A recent study shows embryonic stem cells and human induced pluripotent stem (IPS) cells are virtually identical. Human IPS cells were first produced in 2006 from mouse cells and in 2007 from human cells. Since then, scientists believed human IPS cells were equivalent to embryonic stem cells.
“In this study, we applied very cutting edge proteomic technologies to look at all the proteins or a very large percentage of them (in both types of cells) and we compared many cell lines, and what we found was that the protein levels are very similar in the two cell types,” said lead researcher Josh Coon, an associate professor of chemistry and biomolecular chemistry at the University of Wisconsin-Madison, as quoted by Medical News Today.
Researchers compared the proteins present in embryonic stem cells and human IPS cells. The study, published online in the journal Nature Methods, is the first to measure the two cells’ proteins, which are molecules responsible for most of the biological functions.
“This study is the first comprehensive comparison of proteins in the two stem cell types,” said Doug Phanstiel, who is currently at Stanford University, according to Medical News Today.
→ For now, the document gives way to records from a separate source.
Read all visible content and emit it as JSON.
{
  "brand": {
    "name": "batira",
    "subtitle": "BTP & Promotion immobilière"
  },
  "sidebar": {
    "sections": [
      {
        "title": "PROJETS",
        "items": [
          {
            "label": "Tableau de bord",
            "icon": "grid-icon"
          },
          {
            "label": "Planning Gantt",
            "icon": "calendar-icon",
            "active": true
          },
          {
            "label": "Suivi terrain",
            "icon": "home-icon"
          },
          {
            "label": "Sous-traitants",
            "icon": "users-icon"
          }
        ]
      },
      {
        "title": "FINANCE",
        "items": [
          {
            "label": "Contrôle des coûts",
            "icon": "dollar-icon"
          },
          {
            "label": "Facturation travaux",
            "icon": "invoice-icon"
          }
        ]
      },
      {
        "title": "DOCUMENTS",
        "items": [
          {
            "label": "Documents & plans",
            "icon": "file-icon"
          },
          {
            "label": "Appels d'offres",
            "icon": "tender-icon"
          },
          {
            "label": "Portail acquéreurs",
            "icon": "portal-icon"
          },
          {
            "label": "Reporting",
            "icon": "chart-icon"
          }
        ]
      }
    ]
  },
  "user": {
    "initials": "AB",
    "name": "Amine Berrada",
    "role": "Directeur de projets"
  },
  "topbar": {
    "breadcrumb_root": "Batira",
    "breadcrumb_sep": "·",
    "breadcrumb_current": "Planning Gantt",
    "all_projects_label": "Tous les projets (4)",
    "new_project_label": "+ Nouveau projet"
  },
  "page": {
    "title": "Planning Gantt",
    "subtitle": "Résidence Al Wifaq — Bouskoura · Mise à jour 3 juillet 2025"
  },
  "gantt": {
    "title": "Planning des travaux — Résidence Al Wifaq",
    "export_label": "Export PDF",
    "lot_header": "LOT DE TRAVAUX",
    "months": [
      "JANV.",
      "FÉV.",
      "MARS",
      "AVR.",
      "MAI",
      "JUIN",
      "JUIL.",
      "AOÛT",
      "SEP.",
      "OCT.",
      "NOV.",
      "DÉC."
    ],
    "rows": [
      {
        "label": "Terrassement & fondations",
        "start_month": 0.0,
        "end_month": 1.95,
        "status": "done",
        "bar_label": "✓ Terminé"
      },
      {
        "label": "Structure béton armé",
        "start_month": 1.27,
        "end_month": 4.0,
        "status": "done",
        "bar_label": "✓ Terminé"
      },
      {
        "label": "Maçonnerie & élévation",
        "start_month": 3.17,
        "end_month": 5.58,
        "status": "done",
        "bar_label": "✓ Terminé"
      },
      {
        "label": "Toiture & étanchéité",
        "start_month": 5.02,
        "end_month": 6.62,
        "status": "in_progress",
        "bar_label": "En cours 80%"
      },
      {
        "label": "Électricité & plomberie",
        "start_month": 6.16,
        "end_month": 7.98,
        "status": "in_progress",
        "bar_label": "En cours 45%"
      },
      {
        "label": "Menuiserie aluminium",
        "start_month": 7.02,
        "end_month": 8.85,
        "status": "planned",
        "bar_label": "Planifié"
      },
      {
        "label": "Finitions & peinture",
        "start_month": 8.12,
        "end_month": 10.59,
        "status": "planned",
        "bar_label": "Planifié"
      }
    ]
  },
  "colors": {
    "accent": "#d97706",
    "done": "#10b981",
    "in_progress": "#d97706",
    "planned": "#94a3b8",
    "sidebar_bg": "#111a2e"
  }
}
Researchers found there is a one percent difference between embryonic stem cells and human IPS cells. The study’s authors wrote, “These differences do not appear to appreciably alter cellular function in the pluripotent state,” as quoted by LifeNews.
Stem cells can develop into any type of cells in the body, and can be used to replace damaged or sick cells in a patient with an injury or degenerative disease. Stem cell research is critical to the development of cures for many ailments such as, Parkinson’s disease and spinal cord injuries.
Posted by Meagan L. Johnson